The National Trust said a thin film of oil was located on parts of the west and north shores of the largest island in the harbour, where a major incident was declared after leak from a pipeline operated by gas company Perenco.
Approximately 200 barrels of reservoir fluid were released after the leak at the Wytch Farm oil field under Owers Bay on Sunday.
Perenco said a “small” amount of reservoir fluid (consisting of 85 per cent water and 15 per cent oil) escaped.
The trust told the Guardian on Tuesday it remained “seriously concerned” about the impacts of the spill on wildlife populations on the island, one of the few places in southern England where indigenous red squirrels survive.
Brownsea Island additionally holds international importance to wintering and summer-nesting birds and is home to a rich mix of ecosystems, including a brackish lagoon, woodland, salt marsh, reedbed and two freshwater lakes.
“Brownsea Island is a part of an internationally important wetland and marine conservation zone, and is a haven for wildlife, including oystercatchers and sandwich terns,” the National Trust told the Guardian.
“A thin film of oil was located on parts of the west and north shores of Brownsea Island earlier today. This was dealt with immediately by the authorities and we continue to support however we can.
“We remain seriously concerned about the impacts of the spill on wildlife populations and the varied habitats they depend on. We’re carefully monitoring the situation.”
Earlier on Tuesday the Royal Society for the Protection of Birds (RSPB) said up to 15 birds were spotted with oil smudges on their feathers.
“The only way for them to clean is by preening and we have yet to see what the impacts of that may be once they digest the substance on their feathers, so we are continuing to monitor the situation closely,” the charity said in a statement.
“It’s too early to know the scale of impact but we have been in regular contact with the authorities to support the response as best we can, and we remain cautiously optimistic that it may not be as bad as we first feared.”
The RSPB said it had received reports of up to 15 birds in the area with what appeared to be brown oil smudges on their feathers, but all seem to be feeding, flying and behaving normally.
The RSPB, which maintains more than 250 hectares (600 acres) of the Arne peninsula on the western shore of the harbour, said the impacted breeds included black-headed gulls, Mediterranean gulls, shelduck and mute swans.
The Game and Wildlife Conservation Trust (GWCT) also expressed concern over the contamination on migratory fish, particularly young Atlantic salmon (Salmo salar) and sea trout (Salmo trutta), known as smolts, which are at the start of their seabound migration from the rivers Frome and Piddle which flow through Poole Harbour.
Dr Rasmus Lauridsen, GWCT head of fisheries research, said: “This is the worst possible time for migratory salmonids. We are currently catching them in numbers through our smolt trap so we know that they are passing through Poole harbour at the moment.”

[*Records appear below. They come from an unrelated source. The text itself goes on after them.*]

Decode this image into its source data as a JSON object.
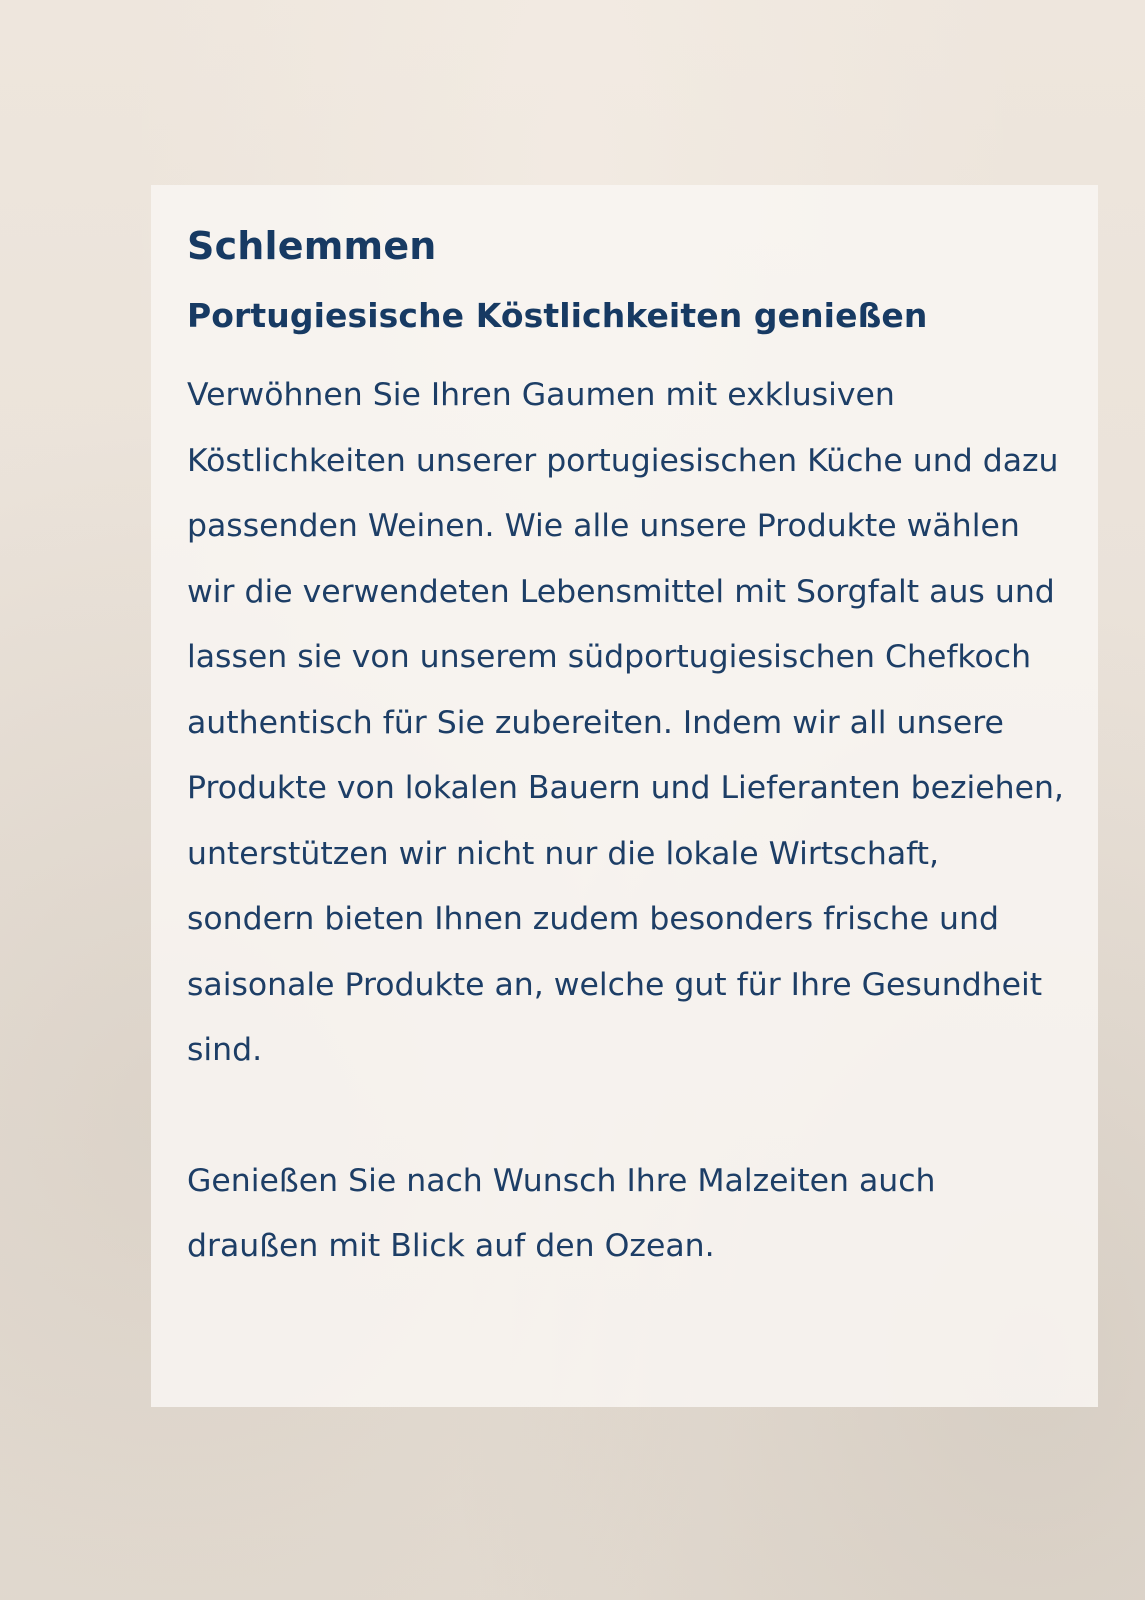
{
  "card": {
    "title": "Schlemmen",
    "subtitle": "Portugiesische Köstlichkeiten genießen",
    "paragraph_1": "Verwöhnen Sie Ihren Gaumen mit exklusiven Köstlichkeiten unserer portugiesischen Küche und dazu passenden Weinen. Wie alle unsere Produkte wählen wir die verwendeten Lebensmittel mit Sorgfalt aus und lassen sie von unserem südportugiesischen Chefkoch authentisch für Sie zubereiten. Indem wir all unsere Produkte von lokalen Bauern und Lieferanten beziehen, unterstützen wir nicht nur die lokale Wirtschaft, sondern bieten Ihnen zudem besonders frische und saisonale Produkte an, welche gut für Ihre Gesundheit sind.",
    "paragraph_2": "Genießen Sie nach Wunsch Ihre Malzeiten auch draußen mit Blick auf den Ozean."
  },
  "colors": {
    "text": "#173a63",
    "background": "#e9e1d8",
    "card": "#f8f5f1"
  }
}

Dylan Roberts, head of fisheries at GWCT, said: “During their migration through estuaries, they are at a crucial and highly sensitive stage of their life cycle as their bodies adjust to transferring from living in rivers to sea water.
“We are extremely concerned that these increasingly rare young fish may perish in the polluted waters.”
A containment and clean-up operation was launched by Poole Harbour Commissioners (PHC), which regulates activities in the harbour, after the leak.
In a statement, the PHC said it had received reports of oiled birds but there had been no known fatalities and monitoring was ongoing to assess the impact on the local habitats.
The PHC said: “Since the start of the process, 58km of shoreline has been assessed. We have received over 200 reports from five teams feeding into our Emergency Response Centre. PHC continue to monitor the harbour by helicopter, drones, boat and shore patrols.
“Latest reports show that the oil continues to dissipate, however some oil has come ashore in a small number of areas and PHC is in the process of clearing up these areas as and when recorded.
“Water and shellfish sampling is being carried out in Poole Harbour and we continue to monitor any impact on the environment. Key stakeholders in the fishing industry have been contacted.”
They continued: “As a precaution, the public are advised that they should still avoid using Poole Harbour for recreational purposes – including the hand gathering of shellfish – and continue to avoid bathing at beaches within Poole Harbour until further updates become available.
“Bournemouth, Christchurch and Poole Council has raised signage at Rockley Park, Lake Pier, Hamworthy Park, Baiter Slipway, Whitley Lake (Kite Beach) and the slipway at Lake Road to ask visitors not to swim in these areas until further notice.
“Signage has been put up by Dorset Council along the Studland beaches, Knowle Beach, South Beach, Ferry Road and Shell Bay asking visitors not to not to swim in these areas until further notice.”
Following an urgent question in the Commons on Monday, environment minister Rebecca Pow said that an investigation had been launched into the cause of the incident and to assess the environmental impact.
Environment groups have expressed anger and concern at the risk posed by oil facilities on the UK coast, particularly close to protected wildlife sites.
A small protest was held on Monday afternoon at Poole Quay with demonstrators unfurling a banner reading: “End fossil filth.”